Less than three months into this year, investors have already witnessed more days in which the S&P 500 index has risen or fallen by at least 1% than in all of 2017. What’s more, the average daily swing in stock prices so far in 2018 has been three times wider than last year — meaning there’s a good chance that any given day might produce a triple-digit gain or loss in the Dow.

That volatility is likely to remain for the foreseeable future, market strategists say.

Why? For starters, at nine years old, this is the second-oldest bull market in history. And aging rallies have a way of getting jittery near the end.

Moreover, “the market is reacting to the uncertainty around this president’s style,” Kotok says, noting that the unpredictable nature of this administration — coupled with disruptive turnover among White House personnel — could be contributing to the market’s skittishness.

Plus there are plenty of fundamental reasons why investors are getting nervous. Among them: rising interest rates, which could increase borrowing costs for companies; rising inflationary pressures, which could force the Federal Reserve to hike interest rates even more; and fear of a trade war, especially now that the Trump administration is about to impose tariffs on Chinese imports.

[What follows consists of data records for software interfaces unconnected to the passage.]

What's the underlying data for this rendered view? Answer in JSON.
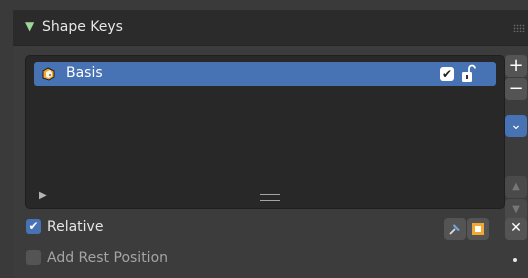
{
  "panel": {
    "title": "Shape Keys"
  },
  "shape_keys": [
    {
      "name": "Basis",
      "enabled": true,
      "selected": true
    }
  ],
  "side_buttons": {
    "add": "+",
    "remove": "−",
    "specials": "⌄",
    "move_up": "▲",
    "move_down": "▼",
    "clear": "✕"
  },
  "options": {
    "relative_label": "Relative",
    "relative_checked": true,
    "add_rest_position_label": "Add Rest Position",
    "add_rest_position_checked": false
  },
  "colors": {
    "accent": "#4772b3",
    "panel_bg": "#3c3c3c",
    "header_bg": "#2b2b2b",
    "list_bg": "#282828"
  }
}
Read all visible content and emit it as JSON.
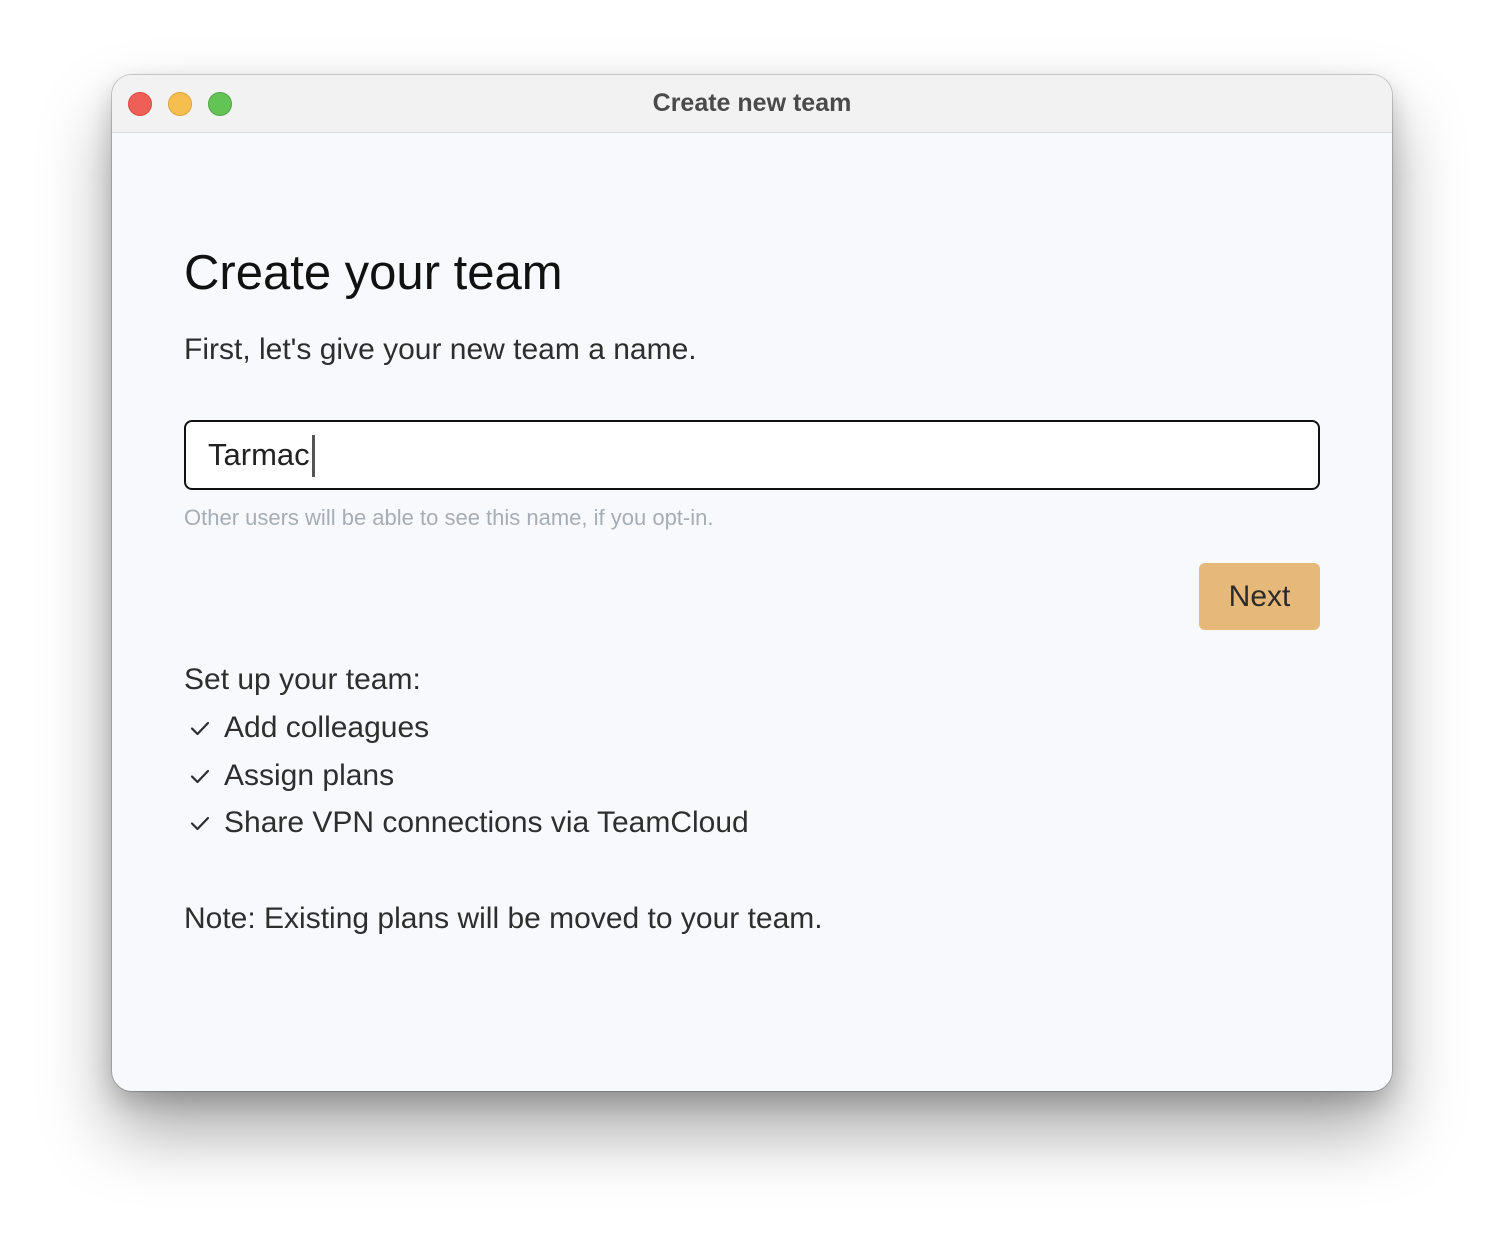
{
  "window": {
    "title": "Create new team"
  },
  "form": {
    "heading": "Create your team",
    "subheading": "First, let's give your new team a name.",
    "team_name_value": "Tarmac",
    "hint": "Other users will be able to see this name, if you opt-in.",
    "next_label": "Next"
  },
  "setup": {
    "title": "Set up your team:",
    "items": [
      {
        "label": "Add colleagues",
        "icon": "check-icon"
      },
      {
        "label": "Assign plans",
        "icon": "check-icon"
      },
      {
        "label": "Share VPN connections via TeamCloud",
        "icon": "check-icon"
      }
    ]
  },
  "note": "Note: Existing plans will be moved to your team.",
  "colors": {
    "accent_button": "#e6b97a",
    "traffic_close": "#ee5f57",
    "traffic_minimize": "#f6be4f",
    "traffic_maximize": "#61c454"
  }
}
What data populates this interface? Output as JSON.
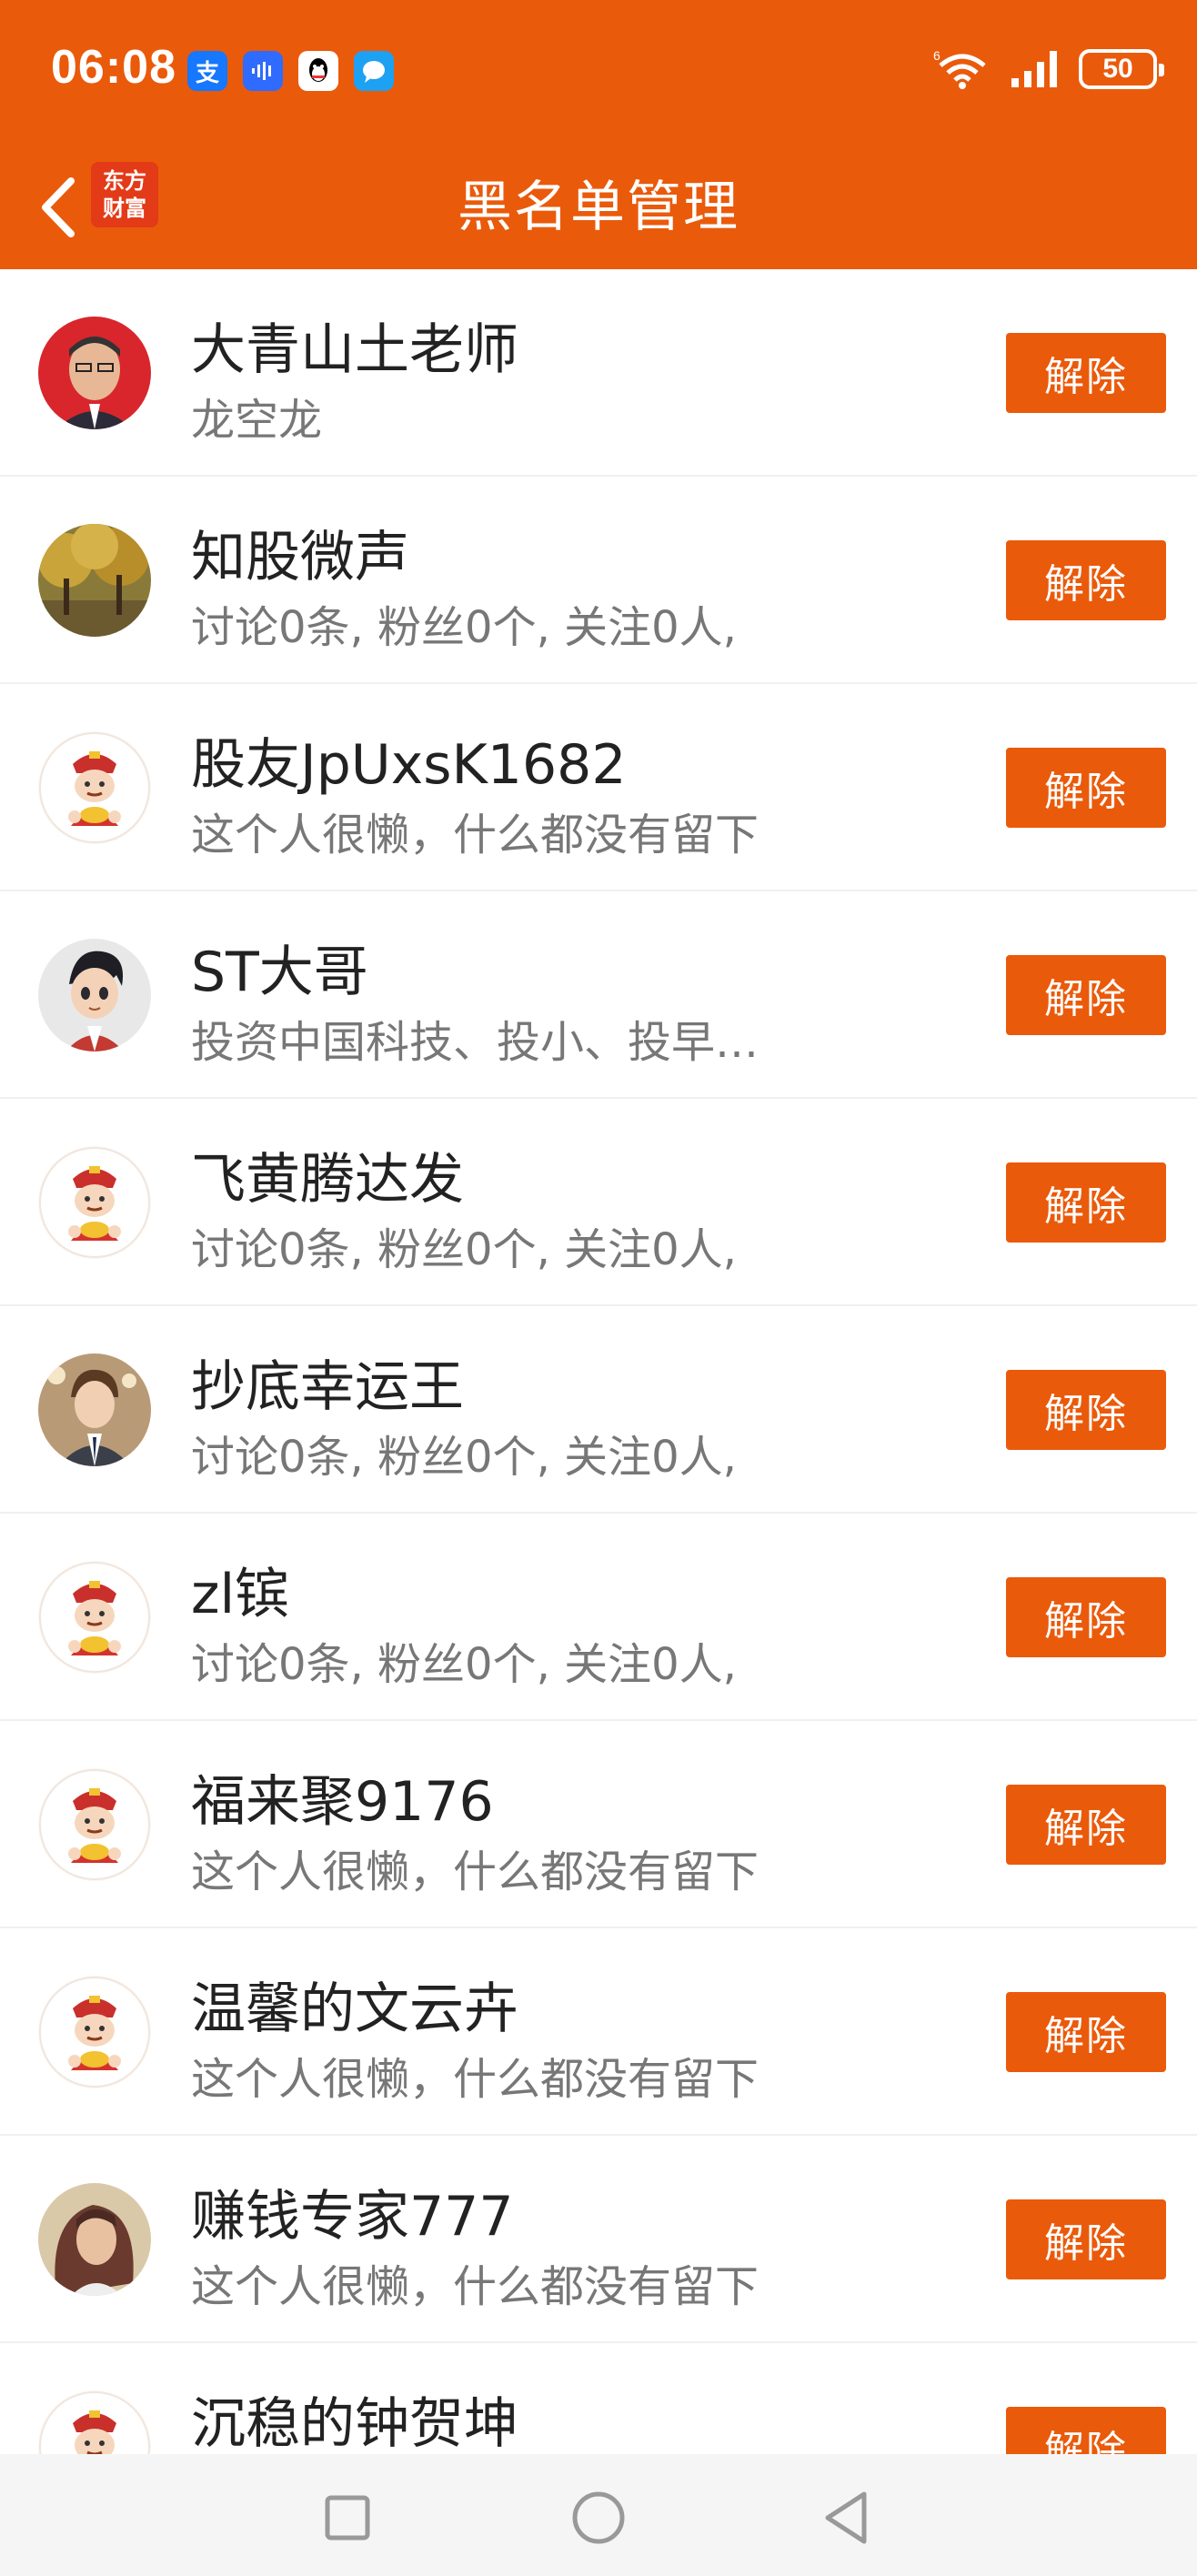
{
  "status_bar": {
    "time": "06:08",
    "battery": "50",
    "notification_icons": [
      "alipay-icon",
      "voice-icon",
      "qq-icon",
      "message-icon"
    ],
    "alipay_glyph": "支",
    "network_label": "6"
  },
  "title_bar": {
    "title": "黑名单管理",
    "logo_line1": "东方",
    "logo_line2": "财富"
  },
  "unblock_label": "解除",
  "users": [
    {
      "name": "大青山土老师",
      "desc": "龙空龙",
      "avatar": "photo-man"
    },
    {
      "name": "知股微声",
      "desc": "讨论0条, 粉丝0个, 关注0人,",
      "avatar": "photo-trees"
    },
    {
      "name": "股友JpUxsK1682",
      "desc": "这个人很懒，什么都没有留下",
      "avatar": "default-mascot"
    },
    {
      "name": "ST大哥",
      "desc": "投资中国科技、投小、投早…",
      "avatar": "cartoon-boy"
    },
    {
      "name": "飞黄腾达发",
      "desc": "讨论0条, 粉丝0个, 关注0人,",
      "avatar": "default-mascot"
    },
    {
      "name": "抄底幸运王",
      "desc": "讨论0条, 粉丝0个, 关注0人,",
      "avatar": "photo-suit-man"
    },
    {
      "name": "zl镔",
      "desc": "讨论0条, 粉丝0个, 关注0人,",
      "avatar": "default-mascot"
    },
    {
      "name": "福来聚9176",
      "desc": "这个人很懒，什么都没有留下",
      "avatar": "default-mascot"
    },
    {
      "name": "温馨的文云卉",
      "desc": "这个人很懒，什么都没有留下",
      "avatar": "default-mascot"
    },
    {
      "name": "赚钱专家777",
      "desc": "这个人很懒，什么都没有留下",
      "avatar": "photo-woman"
    },
    {
      "name": "沉稳的钟贺坤",
      "desc": "",
      "avatar": "default-mascot"
    }
  ],
  "colors": {
    "brand": "#ea5a0b",
    "name_text": "#222222",
    "desc_text": "#777777"
  },
  "nav_bar": [
    "recents-button",
    "home-button",
    "back-nav-button"
  ]
}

Yet all the while, the bull market keeps plodding along, which means you have to find a way to smooth out the market’s bumps without slamming the brakes on stocks.

The good news: There are some investments act like shock absorbers if held within a diversified portfolio.

1. ‘Steady Eddie’ Stocks

The most straightforward strategy to reduce volatility in your portfolio is to stick with so-called Steady Eddies: shares of humdrum companies that tend to fall less when the market is down, but also rise less in euphoric times.

While this seems like a strategy tailor-made for rocky markets, there’s a strong case for owning these shares all the time. Academic research has shown that low-volatility stocks actually outperform the broad stock market over the long run.

Moreover, low-volatility stocks have outperformed the market in the two most recent significant downturns for U.S. equities: the bursting of the dotcom bubble and the global financial crisis.

In the 2000-2002 tech wreck, for example, low-volatility stocks actually gained more than 6% while U.S. stocks fell by double digits.

How to invest: Some funds and ETFs specifically focus on this low-volatility strategy. iShares Edge MSCI Minimum Volatility(ticker symbol: USMV), for instance, is a big, low-cost fund that invests in about 150 U.S. stocks that exhibit lower-than-average volatility while also enjoying strong profit and cash flow growth.

Among the top holdings of this fund are boring names like the medical instrument maker Becton Dickinson and the trash and environmental services firm Waste Management. In the 2008 stock market crash, Becton Dickinson fell only about half as much as the broad market while Waste Management shares actually gained value.

Thanks to these types of stocks, iShares Edge MSCI Minimum Volatility tends to hold up better in choppy markets. In months when the S&P 500 has posted losses over the past five years, for instance, this ETF has lost only about two-thirds as much as the market, according to the fund tracker Morningstar.

2. Dividend-Paying Stocks

Income-generating stocks have a built-in cushion: the dividends that they issue to shareholders.

If their share prices were to fall say, 10%, a dividend payout of 3% would alleviate some of that pain. In the 2008 market crash, for example, when the S&P 500 index lost a stunning 37%, dividend payers saw a much more modest 23% decline in total returns, softening the blow.

There’s another reason to embrace dividend payers at a time when market volatility is on the rise due to inflation fears: “Over the long term, dividends have done a good job of staying ahead of inflation,” says Jack Ablin, chief investment officer for Cresset Wealth Advisors.